Campus Paint Night Celebrates Project Gettysburg-León

(Photo courtesy of Shanzae Sarwar)

(Photo courtesy of Shanzae Sarwar)

By Shanzae Sarwar, Staff Writer

On Friday, Nov. 6 the Office of Student Activities and Greek Life (OSAGL) and the Center for Public Service (CPS) co-sponsored Paint Night in the CUB Ballroom. This event was carried out in partnership with Taller Xuchialt, an art school supported by Project Gettysburg-León, a non-profit international organization that joins Gettysburg’s sister city program with León, Nicaragua. Allan Lindo, an artist from Taller Xuchialt pre-recorded an instructional painting video on Zoom which was streamed for the audience.

Allan Lindo began studying art at age eleven through the program at Xuchialt. Lindo became the director of Xuchialt in 2014 — his work today focuses on an outreach program called “Believe in Art.” The purpose of this program is to promote the work of Nicaraguan artists and help them become self-supporting by providing them with a platform to sell their work. More information about this initiative is available on their Facebook page:

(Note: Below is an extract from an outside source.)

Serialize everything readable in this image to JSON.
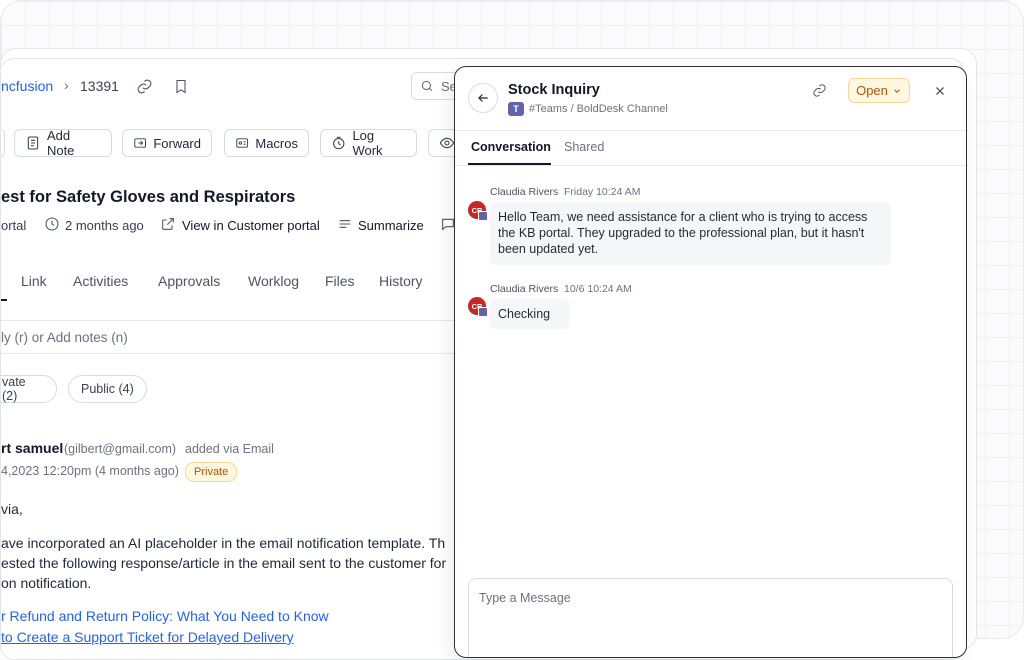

Paint Night was highly attended by students who showed excitement to learn and explore Nicaraguan art. The idea for this event came from Maggie Halpin ’22, a student coordinator with CPS. Halpin is serving as the student coordinator for Project Gettysburg-León. This year marks Gettysburg’s 20-year partnership with León, Nicaragua.

Project Gettysburg-León focuses on community development and capacity building in León, Nicaragua. Through educational programming, it aims to promote cultural exchanges between Gettysburg and León. Each year, Gettysburg hosts several events that are co-sponsored by partners in Nicaragua. An annual traditional event, Salsa on the Square, takes place in the fall to celebrate the Latinx community in Adams county. Last year, a delegation of artists from Taller Xuchialt attended Salsa on the Square and led a painting class in the Adams County Arts Council in town.

Halpin hopes to continue community programming in the future through a combination of virtual and small, in-person events.

“It’s really amazing that we are able to have this connection with León, Nicaragua,” said Halpin. “It has allowed me and others who participated in our event to learn about Nicaraguan culture. This cultural exchange factor is really important – especially in these uncertain times, it shows how this world isn’t that divided and we can still engage with each other and learn from one another. Our strong partnership with León, Nicaragua has been an incredible force in bringing people together.”

Print Friendly

Author: Gettysburgian Staff

Share This Post On

Submit a Comment

Your email address will not be published. Required fields are marked *